Spectral Car Crash (A3 at Burpham, Surrey). In December 2002, Surrey police investigated reports of a car said to have swerved off the road. Officers eventually located a vehicle in a ditch containing a man’s remains – but the motorist had been dead five months and this led to speculation the sightings were phantom re-enactments of the fatal crash. Sergeant Russ Greenhouse, of the Surrey Police, said: “The car was discovered as a result of a report from members of the public who thought they saw a car’s headlights veering off the road. The officers could not identify that collision, but they had the presence of mind to search on foot,” which led them to the earlier crash.
Werewolf† (B1249, East Riding of Yorkshire). Wolves roamed the forests of what is now the East Riding of Yorkshire until the 15th century, when they were hunted to extinction. But it’s wolves of the supernatural variety that haunt the location – or at least a part of the B1249 – today. Reports from the 1960s describe how a truck driver was terrified by a red-eyed hairy creature that attempted to smash its way through his windshield as he drove along the remote roadway. More than a half-century later in 2016, Jemma Waller, 24, saw a monster she described as “like a big dog, probably bigger than my car, but it had a human face,” in the same location.
Faceless Ghost and Other Phenomena. (A616, Stocksbridge Bypass, Sheffield, South Yorkshire). The bypass was opened in May 1988, linking the M1 at Junction 35A to the Woodhead Pass. It has been described as an “accident black spot” and in recent years, acquired the nickname “Killer Road.” Many believe it is the land on which the highway is constructed, rather than the road itself, that is haunted. According to local legend, a monk who had fallen from grace was buried in an unconsecrated grave and his spirit roams the desolate moorland on either side of the A616. In 1997, a local newspaper published a report by supermarket manager Paul Ford, who encountered the phantom. “From a distance it looked like someone trying to cross the road, but as I got nearer, I could see it was like a man in a long cloak,” he recalled. “Then I realized it had no face and it was just hovering above the road.”
There also were mining concerns in the location at one time and when work began in 1987, reports of strange sounds and other phenomena commenced. Two security guards claimed to have witnessed numerous unexplained paranormal activity while on patrol, including children in old-fashioned clothing dancing near the construction site. Some believe the apparitions were the offspring of old-time miners. There also have been reports of drivers feeling their cars shaking, hearing banging noises on their roofs and the sounds of rattling chains.
Sources: Harvey Gavin, The Express, September 23, 2018; Emily Prince, The Eastern Daily Press, October 15, 2018; Kate Avis-Riordan, Country Living, October 31, 2017; Angela Tempest, "Haunted Devon: Postbridge and the Hairy Hands," Weird World, February 5, 2014; Sophie Kitching, Hull Live, April 11, 2018; Rentalcars.com; and Tristan Cook, BristolLive, May 9, 2018.
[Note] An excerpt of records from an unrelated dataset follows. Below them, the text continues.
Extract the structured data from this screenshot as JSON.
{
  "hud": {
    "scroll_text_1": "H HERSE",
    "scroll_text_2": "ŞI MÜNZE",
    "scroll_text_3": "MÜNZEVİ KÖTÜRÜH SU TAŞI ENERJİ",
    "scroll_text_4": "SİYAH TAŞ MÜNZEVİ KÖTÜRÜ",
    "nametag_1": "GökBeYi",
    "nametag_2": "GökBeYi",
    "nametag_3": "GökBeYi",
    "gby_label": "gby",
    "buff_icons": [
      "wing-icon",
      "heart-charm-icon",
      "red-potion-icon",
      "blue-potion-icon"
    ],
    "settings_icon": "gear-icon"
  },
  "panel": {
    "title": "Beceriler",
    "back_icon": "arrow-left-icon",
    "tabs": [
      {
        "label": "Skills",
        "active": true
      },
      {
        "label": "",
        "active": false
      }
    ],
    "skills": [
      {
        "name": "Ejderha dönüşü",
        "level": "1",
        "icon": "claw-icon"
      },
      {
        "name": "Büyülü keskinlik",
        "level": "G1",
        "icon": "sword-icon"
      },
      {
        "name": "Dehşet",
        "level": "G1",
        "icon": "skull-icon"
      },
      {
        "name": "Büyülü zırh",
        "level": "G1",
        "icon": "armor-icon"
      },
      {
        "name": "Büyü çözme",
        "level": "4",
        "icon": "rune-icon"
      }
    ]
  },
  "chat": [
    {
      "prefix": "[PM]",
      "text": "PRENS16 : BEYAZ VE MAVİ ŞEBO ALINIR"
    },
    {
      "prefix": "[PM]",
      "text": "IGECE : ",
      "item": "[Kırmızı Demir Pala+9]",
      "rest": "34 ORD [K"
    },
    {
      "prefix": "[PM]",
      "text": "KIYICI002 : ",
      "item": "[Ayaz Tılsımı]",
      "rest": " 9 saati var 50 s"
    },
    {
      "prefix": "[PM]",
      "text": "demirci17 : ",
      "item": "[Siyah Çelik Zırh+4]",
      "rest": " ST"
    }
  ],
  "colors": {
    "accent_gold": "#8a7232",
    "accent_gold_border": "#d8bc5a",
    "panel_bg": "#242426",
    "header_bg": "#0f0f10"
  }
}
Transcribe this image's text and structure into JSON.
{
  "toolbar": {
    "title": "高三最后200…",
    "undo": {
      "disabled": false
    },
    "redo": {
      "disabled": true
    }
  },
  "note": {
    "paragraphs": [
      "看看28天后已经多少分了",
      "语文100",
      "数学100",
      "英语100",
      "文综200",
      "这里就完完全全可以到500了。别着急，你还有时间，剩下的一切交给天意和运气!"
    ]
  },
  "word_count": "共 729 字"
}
*See “Lore and Legend of the Black Dog”: whatliesbeyond.boards.net/thread/1942/lore-legend-black-dog
“Phantom Black Dogs”: whatliesbeyond.boards.net/thread/396/phantom-black-dogs
“Phantom Black Dogs of the British Isles”: whatliesbeyond.boards.net/thread/2560/phantom-black-dogs-british-isles
†See “Dog-Eating ‘Werewolf’ Stalks British Town”: whatliesbeyond.boards.net/thread/5460/eating-werewolf-stalks-british-town
“Werewolf Sighting in East Riding of Yorkshire”: whatliesbeyond.boards.net/thread/5883/werewolf-sighting-east-yorkshire